After 8 News Now reported on a new park being built in North Las Vegas, a resident shared pictures from the site showing a sprinkler that ran unattended after construction crews had left for the night. Other pictures showed puddles of water in the dirt, caused by leaky hoses and equipment.
“It’s a lot of water. You talk about water people use on their yards … it’s a lot of water,” said the resident, who walks with her husband in the area. She asked us not to use her name. She said she has called the water waste hotline to report the site, and she has also contacted the North Las Vegas City Council. She’s skeptical that she’ll see anything done about it.
The Tule Springs Regional Park construction site is in the northern valley, just southwest of where Revere Street crosses the northern 215 Beltway.
She and her husband have been able to shut off the water at the hydrant, but she’s wondering if the public should even have access to the hydrant.
We checked with cities to see if they are fielding a lot of complaints from people about water waste. Here’s what they said:
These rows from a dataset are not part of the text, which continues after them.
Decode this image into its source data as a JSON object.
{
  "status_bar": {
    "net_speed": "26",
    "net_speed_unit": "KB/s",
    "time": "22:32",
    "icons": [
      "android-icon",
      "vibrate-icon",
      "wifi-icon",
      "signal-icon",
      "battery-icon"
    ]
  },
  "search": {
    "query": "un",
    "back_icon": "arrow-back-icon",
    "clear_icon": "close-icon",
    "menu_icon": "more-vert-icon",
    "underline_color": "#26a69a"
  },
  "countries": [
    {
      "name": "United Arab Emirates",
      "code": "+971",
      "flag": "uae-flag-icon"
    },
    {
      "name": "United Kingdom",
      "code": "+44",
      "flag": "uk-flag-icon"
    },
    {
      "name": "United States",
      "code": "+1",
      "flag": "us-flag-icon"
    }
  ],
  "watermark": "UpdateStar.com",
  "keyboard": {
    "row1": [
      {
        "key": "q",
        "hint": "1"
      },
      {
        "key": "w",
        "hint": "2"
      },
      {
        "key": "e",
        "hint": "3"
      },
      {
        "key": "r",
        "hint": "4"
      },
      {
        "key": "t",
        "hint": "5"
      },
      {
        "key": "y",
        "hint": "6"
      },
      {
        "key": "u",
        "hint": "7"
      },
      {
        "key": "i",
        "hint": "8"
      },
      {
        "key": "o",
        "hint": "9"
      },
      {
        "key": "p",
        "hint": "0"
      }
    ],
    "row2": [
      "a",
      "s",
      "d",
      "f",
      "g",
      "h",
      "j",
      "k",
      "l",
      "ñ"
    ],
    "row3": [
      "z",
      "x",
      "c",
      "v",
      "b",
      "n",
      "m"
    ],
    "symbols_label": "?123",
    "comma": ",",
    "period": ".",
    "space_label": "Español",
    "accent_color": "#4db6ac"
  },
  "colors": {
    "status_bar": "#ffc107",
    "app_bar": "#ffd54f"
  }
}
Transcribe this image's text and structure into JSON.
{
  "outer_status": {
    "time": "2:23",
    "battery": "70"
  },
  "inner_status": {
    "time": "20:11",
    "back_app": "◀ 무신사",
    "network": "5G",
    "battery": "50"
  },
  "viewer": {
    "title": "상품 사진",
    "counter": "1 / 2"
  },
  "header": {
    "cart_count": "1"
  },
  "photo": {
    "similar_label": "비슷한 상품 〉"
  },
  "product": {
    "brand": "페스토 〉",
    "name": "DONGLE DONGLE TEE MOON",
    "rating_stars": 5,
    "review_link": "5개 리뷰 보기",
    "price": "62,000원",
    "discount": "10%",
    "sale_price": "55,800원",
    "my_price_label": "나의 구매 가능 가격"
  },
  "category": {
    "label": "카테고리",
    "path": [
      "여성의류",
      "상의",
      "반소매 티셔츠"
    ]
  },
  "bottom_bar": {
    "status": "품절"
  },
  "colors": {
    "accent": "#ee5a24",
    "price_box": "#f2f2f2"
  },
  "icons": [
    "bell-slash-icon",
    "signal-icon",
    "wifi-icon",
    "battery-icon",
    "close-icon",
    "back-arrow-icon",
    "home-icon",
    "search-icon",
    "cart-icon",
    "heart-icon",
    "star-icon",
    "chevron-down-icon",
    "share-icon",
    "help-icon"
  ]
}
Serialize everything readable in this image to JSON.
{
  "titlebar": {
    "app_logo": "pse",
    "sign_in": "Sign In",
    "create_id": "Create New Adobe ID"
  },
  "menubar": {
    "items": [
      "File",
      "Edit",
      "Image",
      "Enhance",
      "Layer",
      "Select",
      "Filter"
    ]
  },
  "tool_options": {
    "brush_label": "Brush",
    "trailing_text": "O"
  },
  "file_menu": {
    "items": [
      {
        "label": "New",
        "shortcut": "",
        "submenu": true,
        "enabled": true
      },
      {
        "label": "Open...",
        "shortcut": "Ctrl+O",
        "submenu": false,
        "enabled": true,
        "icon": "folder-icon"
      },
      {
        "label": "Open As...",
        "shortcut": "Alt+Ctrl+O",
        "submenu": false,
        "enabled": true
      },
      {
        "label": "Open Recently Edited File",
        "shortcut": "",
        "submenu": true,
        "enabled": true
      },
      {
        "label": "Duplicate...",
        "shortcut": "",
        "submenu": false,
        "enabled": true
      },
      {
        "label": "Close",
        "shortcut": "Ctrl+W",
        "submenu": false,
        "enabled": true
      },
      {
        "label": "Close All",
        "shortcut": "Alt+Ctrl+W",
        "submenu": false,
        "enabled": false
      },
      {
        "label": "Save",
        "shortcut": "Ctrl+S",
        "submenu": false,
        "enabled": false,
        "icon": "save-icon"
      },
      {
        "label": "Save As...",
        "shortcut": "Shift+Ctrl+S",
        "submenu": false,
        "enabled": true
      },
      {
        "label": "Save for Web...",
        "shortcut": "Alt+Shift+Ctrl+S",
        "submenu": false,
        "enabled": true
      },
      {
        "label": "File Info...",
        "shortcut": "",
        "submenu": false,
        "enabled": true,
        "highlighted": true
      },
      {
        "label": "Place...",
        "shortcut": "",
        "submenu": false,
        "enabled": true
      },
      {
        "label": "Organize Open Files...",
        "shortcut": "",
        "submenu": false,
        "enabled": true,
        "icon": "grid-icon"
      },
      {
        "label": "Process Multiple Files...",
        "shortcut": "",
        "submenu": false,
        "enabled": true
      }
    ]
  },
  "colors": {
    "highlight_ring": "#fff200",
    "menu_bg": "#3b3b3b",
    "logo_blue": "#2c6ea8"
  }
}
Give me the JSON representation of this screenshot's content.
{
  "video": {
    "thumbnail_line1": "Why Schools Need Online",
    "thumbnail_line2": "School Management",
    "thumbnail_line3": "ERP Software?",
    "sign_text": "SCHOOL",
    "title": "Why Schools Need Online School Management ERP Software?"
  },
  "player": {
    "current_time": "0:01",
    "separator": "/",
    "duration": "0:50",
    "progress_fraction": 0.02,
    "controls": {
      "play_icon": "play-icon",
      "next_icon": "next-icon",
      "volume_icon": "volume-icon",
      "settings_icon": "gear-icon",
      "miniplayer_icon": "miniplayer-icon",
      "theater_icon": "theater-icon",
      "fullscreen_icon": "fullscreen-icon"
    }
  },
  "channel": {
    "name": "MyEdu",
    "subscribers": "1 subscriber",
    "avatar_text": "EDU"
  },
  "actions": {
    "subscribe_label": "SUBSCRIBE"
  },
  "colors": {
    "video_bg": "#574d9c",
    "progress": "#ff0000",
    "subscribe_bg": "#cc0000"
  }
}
Report water waste online by clicking the city name in the list above to get to a report form, or visit snwa.com for phone numbers.
“Sometimes, I think people that report water waste expect to see the issue resolved very quickly, and I can understand that. But the reality is that these investigations can take a little bit of time,” said Bronson Mack, who handles public outreach for the Las Vegas Valley Water District and the Southern Nevada Water Authority.
“For instance, if someone reports water waste that occurring on a Monday at 4 a.m., we then set up an investigation for the following Monday at 4 a.m. Our investigators then visit the property on that same day of the week at the same time to document the waste as it is occurring,” Mack said.
And the number of calls are really just the tip of the iceberg.
Mack said water waste investigators are on the street 24 hours a day, seven days a week, and they find more violations than the public reports. And each violation might lead to multiple investigations.
According to Mack, more than 2,000 reports led to a total of more than 5,000 investigations.
At the Tule Springs construction site, the resident keeps checking for a remedy.
“They’re not policing it at all,” she said.
“We’re in a crisis situation … you’d think they’d try to minimize the water.”